ROME.- The Vatican has defrocked a former cardinal who had been one of its most influential representatives in the United States as part of a major drive to restore its reputation after having been dogged by accusations of ignoring and covering up years of sex abuse allegations, the Holy See said Saturday.
The decision to defrock Theodore McCarrick after finding him guilty of the sexual abuse of minors was announced five days ahead of an international gathering of bishops to help the church chart a way out of a deep crisis of sex abuse by clergy accompanied by a cover-up by high-ranking members of the church.
The Congregation for the Doctrine of the Faith said the former cardinal and archbishop of Washington had been sentenced to, «dismissal from the clerical state,» which means he will no longer be allowed to celebrate Mass, administer the sacraments or call himself as a priest.
As of Saturday, he will be known simply as «Mr. McCarrick,» the Roman Curia said, thus making him the first US Cardinal to be dismissed, a catastrophic fall from grace for a man who had been one of the most powerful figures in the Roman Catholic Church in the US.
The former cardinal’s downfall followed years of extensive rumors about his sexual wrongdoing, «with the aggravating factor of the abuse of power,» the Vatican said.
McCarrick, 88, who now lives in a Capuchin friary in rural Kansas under a mandate to seek a life of «prayer and penance,» became in July the first man in nearly a century to lose the title of cardinal after a church investigation ruled that a charge that he had sexually abused a teenager early in the 1970s was demonstrable.
Then, in August, a report by Pennsylvania prosecutor’s detailed decades of sex abuse, something that caused outrage in the USA.
He was eventually found guilty of an undisclosed number of acts of sexual abuse against minors and sexual misconduct with adults.
He was even found guilty of soliciting sex while taking confession.
The church’s long-running sexual abuse crisis in the US was top off by massive scandals in Latin America, Europe and Australia over the course of 2018.
Saturday’s statement added that the decision to defrock McCarrick had been approved by Pope Francis who had “recognized the definitive nature of this decision made in accordance with (church) law, rendering it as ‘res iudicata,’” the Vatican said, using a Latin maxim for admitting no further recourse to appeal.
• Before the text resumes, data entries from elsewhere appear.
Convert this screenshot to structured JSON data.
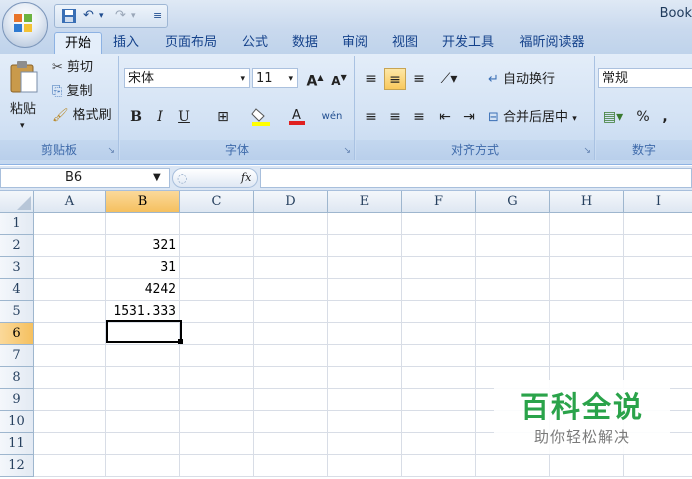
{
  "window": {
    "title": "Book"
  },
  "quick_access": {
    "items": [
      "save-icon",
      "undo-icon",
      "redo-icon",
      "customize-icon"
    ]
  },
  "tabs": [
    {
      "label": "开始",
      "active": true
    },
    {
      "label": "插入"
    },
    {
      "label": "页面布局"
    },
    {
      "label": "公式"
    },
    {
      "label": "数据"
    },
    {
      "label": "审阅"
    },
    {
      "label": "视图"
    },
    {
      "label": "开发工具"
    },
    {
      "label": "福昕阅读器"
    }
  ],
  "clipboard": {
    "paste": "粘贴",
    "cut": "剪切",
    "copy": "复制",
    "format_painter": "格式刷",
    "group_label": "剪贴板"
  },
  "font": {
    "name": "宋体",
    "size": "11",
    "grow": "A",
    "shrink": "A",
    "bold": "B",
    "italic": "I",
    "underline": "U",
    "phonetic": "wén",
    "group_label": "字体"
  },
  "alignment": {
    "wrap_text": "自动换行",
    "merge_center": "合并后居中",
    "group_label": "对齐方式"
  },
  "number": {
    "format": "常规",
    "percent": "%",
    "comma": ",",
    "group_label": "数字"
  },
  "formula_bar": {
    "name_box": "B6",
    "fx": "fx",
    "formula": ""
  },
  "sheet": {
    "columns": [
      "A",
      "B",
      "C",
      "D",
      "E",
      "F",
      "G",
      "H",
      "I"
    ],
    "rows": [
      "1",
      "2",
      "3",
      "4",
      "5",
      "6",
      "7",
      "8",
      "9",
      "10",
      "11",
      "12"
    ],
    "active_col": "B",
    "active_row": "6",
    "cells": {
      "B2": "321",
      "B3": "31",
      "B4": "4242",
      "B5": "1531.333"
    }
  },
  "watermark": {
    "title": "百科全说",
    "subtitle": "助你轻松解决"
  },
  "colors": {
    "accent": "#15428b",
    "selection": "#f9c95d",
    "watermark_green": "#2aa34a"
  }
}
The scandals have prompted Francis to call bishops from around the world to the Vatican to discuss the crisis.
The Vatican decision to hasten McCarrick’s trial and appeal process was taken in a bid to prevent the matter from clouding the abuse summit, scheduled for next week.
Normally, appeals heard at the Vatican can take a minimum of two months, but the Vatican’s doctrinal office issued the first ruling on Jan. 11 and corroborated it on Feb. 13.
McCarrick’s case has dogged Pope Francis since August when a former Vatican envoy accused him of overlooking the reports as well as disciplinary measures that his predecessor, Pope Benedict XVI, had imposed on the then-cardinal.
McCarrick (New York, 1930) was ordained a cardinal by John Paul II and participated in the April 2005 conclave in which Benedict was elected Pope.
The only other incidence of a cardinal being defrocked dates back to Sept. 13, 1927, and was not related to sexual abuse.
Cardinal Louis Billot had supported the «Action Française» anti-fascist movement condemned by Pius XI.